The quest to succeed President Uhuru Kenyatta has been definitively confirmed as a two- horse race. Deputy President William Ruto of the United Democratic Alliance (UDA) will face former Prime Minister Raila Odinga of the Orange Democratic Movement (ODM) in the Azimio la Umoja One Kenya Coalition. Numerous surveys have been conducted over the last few months and days to determine which of the two candidates is the most likely to win the presidency on August 9th.
One critical aspect that may influence the outcome of the August Presidential elections is the perception of these places as strongholds for the two candidates, as well as the number of registered voters in those areas.
The Rift Valley, Kenya’s largest region with thirteen counties, is often regarded as Ruto’s stronghold in addition to being his backyard. Rift Valley Region now has a total of 5,344,217 registered voters, according to the Indepedent Electoral and Boundaries Commission (IEBC) register.
Raila’s primary stronghold, Nyanza Region, which also happens to be his backyard, consists of six counties with a combined population of 3, 08, 1891 registered voters. These are totals that include newly registered voters from the IEBC’ s most recent registration process.
The discrepancy in registered voters between the two regions, notwithstanding their geographical and population capacity differences, could have a significant impact on the August 2022 Presidential Elections. The above data result in a difference of 2,262,236 in favour of Ruto.
The fact that the Rift Valley, Kenya’ s largest region, is heavily in favour of Ruto gives him an advantage over his primary rival Raila, whose backyard consists of only six counties with only four (Siaya, Kisumu, Migori, and Homabay) backing him. More over three quarters of the Rift Valley Region’ s 13 counties are strongly behind William Ruto.

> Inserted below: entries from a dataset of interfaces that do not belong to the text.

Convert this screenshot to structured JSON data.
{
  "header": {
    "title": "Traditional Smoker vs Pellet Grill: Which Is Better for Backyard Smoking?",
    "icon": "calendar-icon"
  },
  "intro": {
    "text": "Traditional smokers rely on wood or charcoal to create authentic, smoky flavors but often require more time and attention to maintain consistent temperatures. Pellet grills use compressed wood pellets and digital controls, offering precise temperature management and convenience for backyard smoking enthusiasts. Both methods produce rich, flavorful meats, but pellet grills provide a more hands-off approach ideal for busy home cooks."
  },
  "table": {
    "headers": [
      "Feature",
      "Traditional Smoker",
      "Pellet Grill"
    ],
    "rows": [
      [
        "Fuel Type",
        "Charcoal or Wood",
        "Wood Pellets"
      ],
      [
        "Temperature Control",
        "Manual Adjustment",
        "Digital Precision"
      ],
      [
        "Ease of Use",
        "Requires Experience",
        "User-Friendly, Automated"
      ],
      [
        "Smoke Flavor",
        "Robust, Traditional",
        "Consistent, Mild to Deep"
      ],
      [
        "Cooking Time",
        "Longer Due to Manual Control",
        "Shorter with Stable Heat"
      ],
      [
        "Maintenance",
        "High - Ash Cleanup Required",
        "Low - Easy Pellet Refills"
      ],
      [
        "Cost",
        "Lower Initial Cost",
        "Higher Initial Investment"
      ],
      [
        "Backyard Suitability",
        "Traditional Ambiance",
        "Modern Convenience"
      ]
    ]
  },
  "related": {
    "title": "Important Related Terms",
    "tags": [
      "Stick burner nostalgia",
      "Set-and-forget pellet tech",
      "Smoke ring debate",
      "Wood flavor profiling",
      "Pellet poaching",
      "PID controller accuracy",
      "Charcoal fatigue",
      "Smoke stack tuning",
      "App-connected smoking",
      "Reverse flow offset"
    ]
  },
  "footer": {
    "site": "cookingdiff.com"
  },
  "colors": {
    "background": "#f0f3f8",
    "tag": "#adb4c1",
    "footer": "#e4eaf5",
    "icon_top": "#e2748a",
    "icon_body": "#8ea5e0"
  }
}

Counties inside these boundaries, however, could be considered battlegrounds. These counties are located in the North Rift and the two counties are located in the South Nyanza regions.